Good records available for future reference
Display Screen Equipment
Trade Unions / Professional Bodies
Health and Safety Department
-External codes of Practice
-Health and Safety Policy
Health and Safety Department web site:
Veterinary Post Mortem Room.
Work in Veterinary Post Mortem Suite.
Department of Life Sciences.
Post mortem examination of animals, and collection of samples for further analysis, e.g. histological, microbiological, and research.
Only personnel specifically authorised by the pathologist in charge may use the post mortem suite floor area.
Users may not handle these tools until they have received suitable training, as deemed appropriate by the pathologist in charge. All safety devices and guards must be inspected regularly to ensure that they are working properly. This equipment should be subject to a visual safety check before each use, together with PAT testing as appropriate.
Appropriate personal protective equipment, such as puncture resistant gloves and aprons should be worn.
Users may not handle these tools until they have received suitable training, as deemed appropriate by the pathologist in charge. This equipment should be subject to a visual safety check before each use, over and above the statutory inspection required by Regulations.
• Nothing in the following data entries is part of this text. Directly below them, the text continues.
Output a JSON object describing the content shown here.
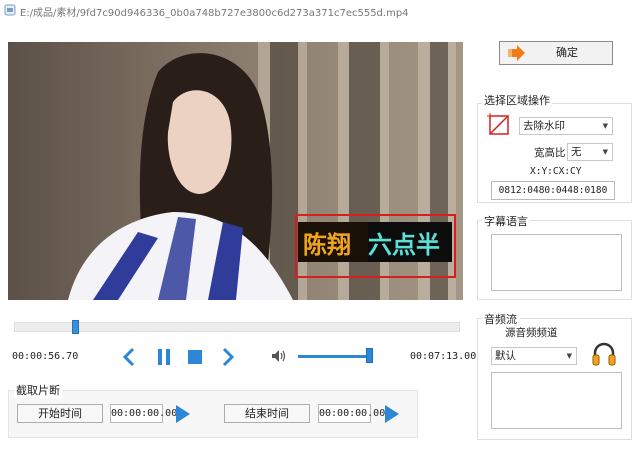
{
  "window": {
    "title": "E:/成品/素材/9fd7c90d946336_0b0a748b727e3800c6d273a371c7ec555d.mp4"
  },
  "video": {
    "overlay_text_left": "陈翔",
    "overlay_text_right": "六点半"
  },
  "playback": {
    "current_time": "00:00:56.70",
    "total_time": "00:07:13.00",
    "progress": 0.13,
    "volume": 0.95
  },
  "clip": {
    "title": "截取片断",
    "start_button": "开始时间",
    "start_value": "00:00:00.00",
    "end_button": "结束时间",
    "end_value": "00:00:00.00"
  },
  "confirm": {
    "label": "确定"
  },
  "region": {
    "title": "选择区域操作",
    "operation": "去除水印",
    "aspect_label": "宽高比",
    "aspect_value": "无",
    "coord_format": "X:Y:CX:CY",
    "coord_value": "0812:0480:0448:0180"
  },
  "subtitle": {
    "title": "字幕语言"
  },
  "audio": {
    "title": "音频流",
    "source_label": "源音频频道",
    "source_value": "默认"
  },
  "colors": {
    "accent": "#2e86d6",
    "selection": "#d81e1e",
    "confirm_icon": "#f07c1a",
    "headphone": "#f2a51c"
  },
  "icons": {
    "app": "app-icon",
    "prev": "chevron-left-icon",
    "pause": "pause-icon",
    "stop": "stop-icon",
    "next": "chevron-right-icon",
    "volume": "speaker-icon",
    "play": "play-icon",
    "confirm": "arrow-right-icon",
    "region": "crop-icon",
    "headphones": "headphones-icon"
  }
}
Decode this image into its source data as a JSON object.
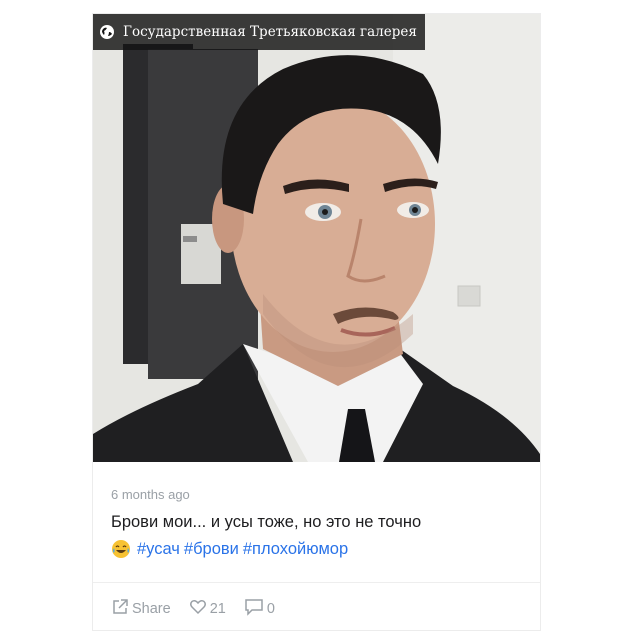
{
  "post": {
    "location": "Государственная Третьяковская галерея",
    "time_ago": "6 months ago",
    "caption": "Брови мои... и усы тоже, но это не точно",
    "emoji": "face-with-tears-of-joy",
    "hashtags": [
      "#усач",
      "#брови",
      "#плохойюмор"
    ]
  },
  "actions": {
    "share_label": "Share",
    "likes": "21",
    "comments": "0"
  },
  "colors": {
    "hashtag": "#2a73e8",
    "muted": "#9aa0a6",
    "location_bg": "#141414"
  },
  "icons": [
    "globe-icon",
    "share-icon",
    "heart-icon",
    "comment-icon"
  ]
}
Mechanical lifting devices should be used whenever possible when moving heavy or unwieldy loads. A manual handling risk assessment should be formulated and made available for inspection.
All material entering the PM floor area should be regarded as potentially infective. A COSHH risk assessment which takes into account the requirement of ACDP guidance should be formulated and made available for inspection.
See appropriate COSHH risk assessment forms.
Appropriate footwear (rubber boots) must be worn at all times during work on the PM suite floor area, to minimise the risk of slipping.
Trip hazards such as trailing hose pipes should be kept to a minimum, in line with good housekeeping procedures, and the lighting levels should be such that trip hazards are clearly visible.
Monitoring compliance with University Health and Safety Policy
School/area self inspection - SAFENET checklist
Auditing the University Health and Safety Policy - Annual Head of School Report, Accident and Incident Survey, Occupational Health Unit Report, GM Report.